• WHAT TO WORK ON:
Could you please repeat all of the entries exactly as written?

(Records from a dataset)
----

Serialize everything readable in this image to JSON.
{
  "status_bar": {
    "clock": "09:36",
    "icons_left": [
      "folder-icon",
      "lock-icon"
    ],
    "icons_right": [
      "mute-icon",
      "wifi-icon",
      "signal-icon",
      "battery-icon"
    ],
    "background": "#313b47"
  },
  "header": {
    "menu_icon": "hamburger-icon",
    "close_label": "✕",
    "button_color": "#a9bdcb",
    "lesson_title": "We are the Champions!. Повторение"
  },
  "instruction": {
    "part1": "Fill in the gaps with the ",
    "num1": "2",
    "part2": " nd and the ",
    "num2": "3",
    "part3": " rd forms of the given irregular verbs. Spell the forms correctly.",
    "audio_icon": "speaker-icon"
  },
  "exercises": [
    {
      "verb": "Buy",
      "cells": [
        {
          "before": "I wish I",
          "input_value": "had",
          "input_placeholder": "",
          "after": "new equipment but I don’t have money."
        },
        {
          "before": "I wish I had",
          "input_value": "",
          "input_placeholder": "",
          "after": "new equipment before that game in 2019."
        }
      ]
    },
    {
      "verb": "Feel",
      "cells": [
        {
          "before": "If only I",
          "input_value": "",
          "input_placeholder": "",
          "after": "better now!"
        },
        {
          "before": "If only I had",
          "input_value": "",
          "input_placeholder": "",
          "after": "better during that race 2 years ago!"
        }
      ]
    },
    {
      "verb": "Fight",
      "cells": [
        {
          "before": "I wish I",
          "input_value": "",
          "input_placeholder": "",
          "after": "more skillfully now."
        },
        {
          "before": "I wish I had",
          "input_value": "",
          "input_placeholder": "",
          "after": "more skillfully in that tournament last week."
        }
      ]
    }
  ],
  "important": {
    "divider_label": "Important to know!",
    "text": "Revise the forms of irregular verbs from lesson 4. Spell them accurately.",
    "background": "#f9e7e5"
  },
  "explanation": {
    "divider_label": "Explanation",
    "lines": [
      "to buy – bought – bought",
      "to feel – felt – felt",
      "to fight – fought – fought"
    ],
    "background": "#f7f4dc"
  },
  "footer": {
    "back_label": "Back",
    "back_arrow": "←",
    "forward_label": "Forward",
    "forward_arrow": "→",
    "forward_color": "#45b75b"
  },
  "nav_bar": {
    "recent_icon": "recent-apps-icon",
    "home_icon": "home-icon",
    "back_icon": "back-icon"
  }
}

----

• RESPONSE BELOW:
Serialize everything readable in this image to JSON.
{
  "status_bar": {
    "clock": "09:36",
    "icons_left": [
      "folder-icon",
      "lock-icon"
    ],
    "icons_right": [
      "mute-icon",
      "wifi-icon",
      "signal-icon",
      "battery-icon"
    ],
    "background": "#313b47"
  },
  "header": {
    "menu_icon": "hamburger-icon",
    "close_label": "✕",
    "button_color": "#a9bdcb",
    "lesson_title": "We are the Champions!. Повторение"
  },
  "instruction": {
    "part1": "Fill in the gaps with the ",
    "num1": "2",
    "part2": " nd and the ",
    "num2": "3",
    "part3": " rd forms of the given irregular verbs. Spell the forms correctly.",
    "audio_icon": "speaker-icon"
  },
  "exercises": [
    {
      "verb": "Buy",
      "cells": [
        {
          "before": "I wish I",
          "input_value": "had",
          "input_placeholder": "",
          "after": "new equipment but I don’t have money."
        },
        {
          "before": "I wish I had",
          "input_value": "",
          "input_placeholder": "",
          "after": "new equipment before that game in 2019."
        }
      ]
    },
    {
      "verb": "Feel",
      "cells": [
        {
          "before": "If only I",
          "input_value": "",
          "input_placeholder": "",
          "after": "better now!"
        },
        {
          "before": "If only I had",
          "input_value": "",
          "input_placeholder": "",
          "after": "better during that race 2 years ago!"
        }
      ]
    },
    {
      "verb": "Fight",
      "cells": [
        {
          "before": "I wish I",
          "input_value": "",
          "input_placeholder": "",
          "after": "more skillfully now."
        },
        {
          "before": "I wish I had",
          "input_value": "",
          "input_placeholder": "",
          "after": "more skillfully in that tournament last week."
        }
      ]
    }
  ],
  "important": {
    "divider_label": "Important to know!",
    "text": "Revise the forms of irregular verbs from lesson 4. Spell them accurately.",
    "background": "#f9e7e5"
  },
  "explanation": {
    "divider_label": "Explanation",
    "lines": [
      "to buy – bought – bought",
      "to feel – felt – felt",
      "to fight – fought – fought"
    ],
    "background": "#f7f4dc"
  },
  "footer": {
    "back_label": "Back",
    "back_arrow": "←",
    "forward_label": "Forward",
    "forward_arrow": "→",
    "forward_color": "#45b75b"
  },
  "nav_bar": {
    "recent_icon": "recent-apps-icon",
    "home_icon": "home-icon",
    "back_icon": "back-icon"
  }
}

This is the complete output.